Referring to another blog, Ronald L Conte Jr (a Catholic theologian) states that there are two types of strict mental reservation:
1. The direct and deliberate assertion of a false statement, qualified by the addition of words, in the mind only, that would make the statement true. 

2. The direct and deliberate assertion of a false statement, qualified by the addition of an interpretation, in the mind only, that would make the statement true.

From where I stand, mental reservation looks, in effect, like lying, deception or a deliberate effort to mislead but, in the rarefied world of Catholic theology, its a way of getting out of a tight corner. And now I wonder if other organisations practice the same sort of evasion. Republicans, Democrats, Socialists, Conservatives, Free Masons, etc etc etc. 


50 shades of grey seems like an underestimate. 

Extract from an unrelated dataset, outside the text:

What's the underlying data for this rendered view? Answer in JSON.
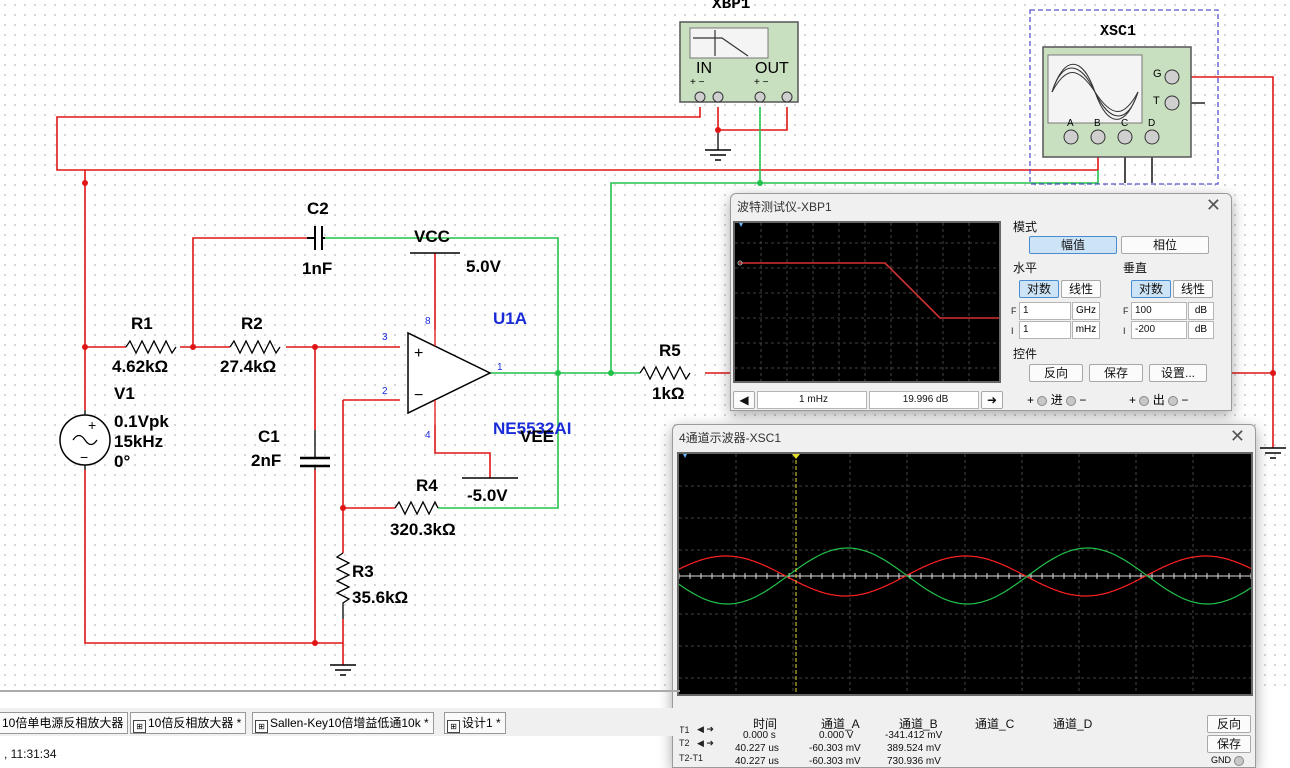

20 February 2017

Reality in Trumpland (what's he smoking?)


Its very easy to poke fun at Donald Trump. He presents a huge target and his regular and outlandish claims and statements of 'fact' give a new meaning to the term 'fake news'. But poking fun a Trump disguises the very real threat he represents to us all.

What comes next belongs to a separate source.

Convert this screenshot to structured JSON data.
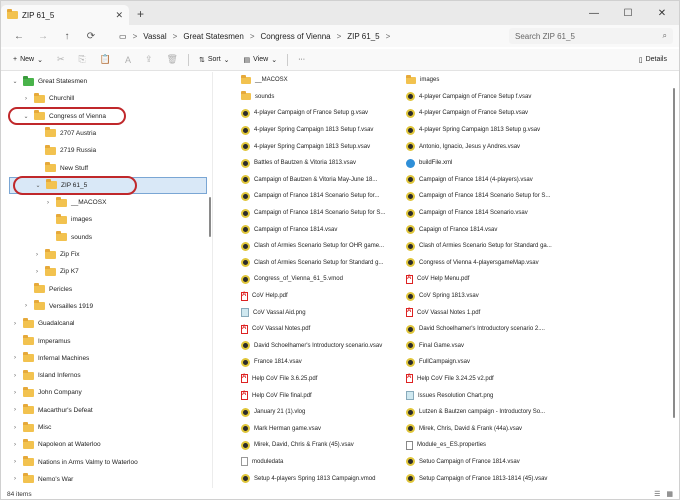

After the financial chaos of 2007/8 governments both here and in America brought in regulations to restrict the ability of banks to indulge in 'casino banking'. Banks had to split their operations so that their 'riskier behaviours' were undertaken with their own money rather than yours and mine. At the same time, banks were required to hold larger capital reserves so that, should the worst come to the worst, they could call on their own reserves rather than coming running to the taxpayer. All well and good but now Trump wants to get rid of these restrictions because, in his view, they are bad for business, confirmation if such was needed that Trump likes to play with other people's money, rather than his own.

Now, I have felt for some time that the financial sector needs a real overhaul to promote modest rather than excessive rates of growth. At the same time, banks, and bankers themselves, should be made directly responsible for their actions. This might mean that irresponsible actions might result in bankers loosing their houses rather than savers loosing their savings.

But the financial establishment is a pretty resilient beast and, thus far, has shown itself capable of resisting meaningful regulation. In Trump (as with Thatcher and Reagan before him) the financial institutions have a great supporter and they can probably look forward to a reduction in regulation and a bonanza in bonuses. And this might finally bring about the collapse of free market, unregulated capitalism, which, in turn, might offer the opportunity for the restructuring that the institutions have so successfully resisted for so long.

So Trump might, by accident, represent an opportunity albeit a painful one. (Read about Charles Eisenstein's thoughts on the subject here.)